● **REQUIRED ACTION**
Your answer must be a word-for-word copy of the listing, with all pictures excluded.

++++

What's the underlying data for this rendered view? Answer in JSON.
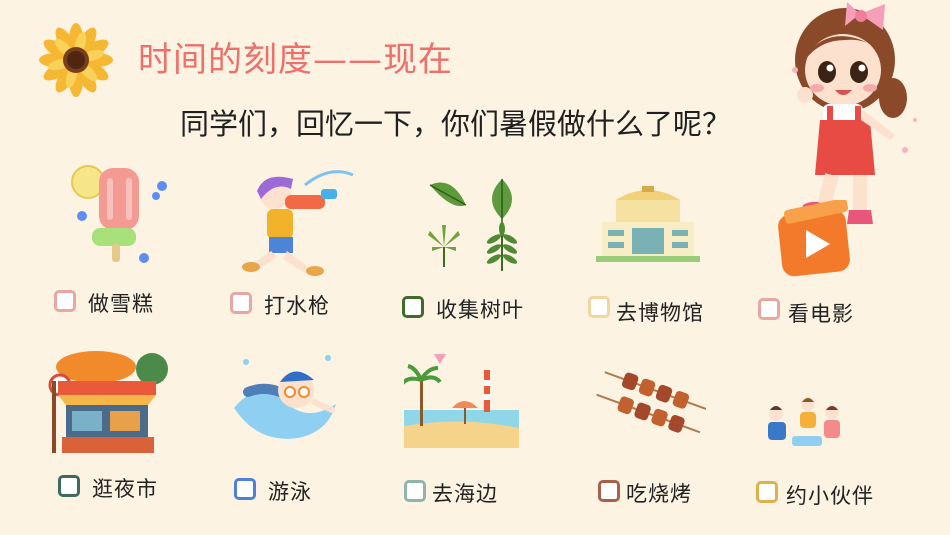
{
  "header": {
    "title": "时间的刻度——现在",
    "question": "同学们，回忆一下，你们暑假做什么了呢？"
  },
  "colors": {
    "background": "#fcf3e3",
    "title": "#ef6f6a"
  },
  "activities": [
    {
      "label": "做雪糕",
      "checkbox_color": "#e9a6a2",
      "icon": "popsicle-icon"
    },
    {
      "label": "打水枪",
      "checkbox_color": "#e9a6a2",
      "icon": "water-gun-child-icon"
    },
    {
      "label": "收集树叶",
      "checkbox_color": "#3e6b2c",
      "icon": "leaves-icon"
    },
    {
      "label": "去博物馆",
      "checkbox_color": "#efd7a0",
      "icon": "museum-building-icon"
    },
    {
      "label": "看电影",
      "checkbox_color": "#e9a6a2",
      "icon": "movie-play-icon"
    },
    {
      "label": "逛夜市",
      "checkbox_color": "#3e6b5c",
      "icon": "night-market-stall-icon"
    },
    {
      "label": "游泳",
      "checkbox_color": "#4f7fd8",
      "icon": "swimmer-icon"
    },
    {
      "label": "去海边",
      "checkbox_color": "#8fb6a8",
      "icon": "beach-icon"
    },
    {
      "label": "吃烧烤",
      "checkbox_color": "#a9604a",
      "icon": "bbq-skewers-icon"
    },
    {
      "label": "约小伙伴",
      "checkbox_color": "#e0b04a",
      "icon": "friends-playing-icon"
    }
  ]
}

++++

● **ANSWER SPACE**
What's the underlying data for this rendered view? Answer in JSON.
{
  "header": {
    "title": "时间的刻度——现在",
    "question": "同学们，回忆一下，你们暑假做什么了呢？"
  },
  "colors": {
    "background": "#fcf3e3",
    "title": "#ef6f6a"
  },
  "activities": [
    {
      "label": "做雪糕",
      "checkbox_color": "#e9a6a2",
      "icon": "popsicle-icon"
    },
    {
      "label": "打水枪",
      "checkbox_color": "#e9a6a2",
      "icon": "water-gun-child-icon"
    },
    {
      "label": "收集树叶",
      "checkbox_color": "#3e6b2c",
      "icon": "leaves-icon"
    },
    {
      "label": "去博物馆",
      "checkbox_color": "#efd7a0",
      "icon": "museum-building-icon"
    },
    {
      "label": "看电影",
      "checkbox_color": "#e9a6a2",
      "icon": "movie-play-icon"
    },
    {
      "label": "逛夜市",
      "checkbox_color": "#3e6b5c",
      "icon": "night-market-stall-icon"
    },
    {
      "label": "游泳",
      "checkbox_color": "#4f7fd8",
      "icon": "swimmer-icon"
    },
    {
      "label": "去海边",
      "checkbox_color": "#8fb6a8",
      "icon": "beach-icon"
    },
    {
      "label": "吃烧烤",
      "checkbox_color": "#a9604a",
      "icon": "bbq-skewers-icon"
    },
    {
      "label": "约小伙伴",
      "checkbox_color": "#e0b04a",
      "icon": "friends-playing-icon"
    }
  ]
}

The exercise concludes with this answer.